== PROBLEM STATEMENT ==
Would you repeat every entry below word for word but drop the images?

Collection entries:
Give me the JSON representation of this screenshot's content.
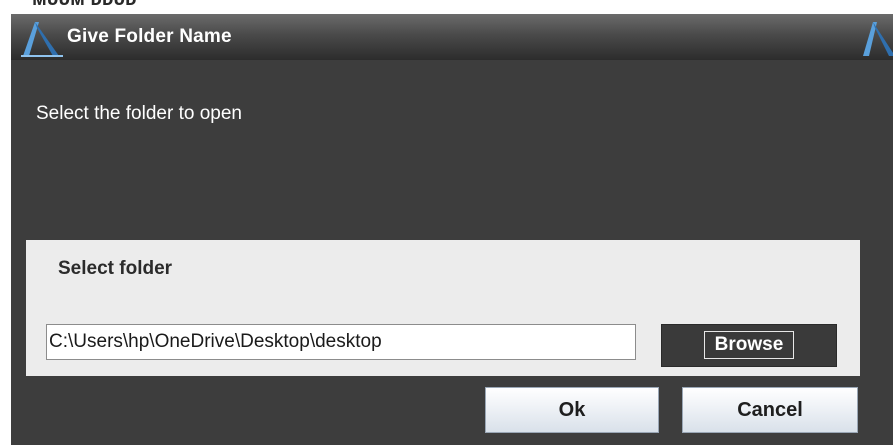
{
  "window": {
    "title": "Give Folder Name",
    "logo_icon": "app-logo-icon",
    "clipped_header_text": "ᴍᴜᴜᴍ ᴅᴅᴜᴅ"
  },
  "dialog": {
    "message": "Select the folder to open",
    "panel": {
      "label": "Select folder",
      "path_value": "C:\\Users\\hp\\OneDrive\\Desktop\\desktop",
      "browse_label": "Browse"
    },
    "buttons": {
      "ok_label": "Ok",
      "cancel_label": "Cancel"
    }
  },
  "colors": {
    "dialog_bg": "#3d3d3d",
    "panel_bg": "#ececec",
    "accent_logo": "#4a8fd0"
  }
}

== TASK RESULT ==
Give me the JSON representation of this screenshot's content.
{
  "window": {
    "title": "Give Folder Name",
    "logo_icon": "app-logo-icon",
    "clipped_header_text": "ᴍᴜᴜᴍ ᴅᴅᴜᴅ"
  },
  "dialog": {
    "message": "Select the folder to open",
    "panel": {
      "label": "Select folder",
      "path_value": "C:\\Users\\hp\\OneDrive\\Desktop\\desktop",
      "browse_label": "Browse"
    },
    "buttons": {
      "ok_label": "Ok",
      "cancel_label": "Cancel"
    }
  },
  "colors": {
    "dialog_bg": "#3d3d3d",
    "panel_bg": "#ececec",
    "accent_logo": "#4a8fd0"
  }
}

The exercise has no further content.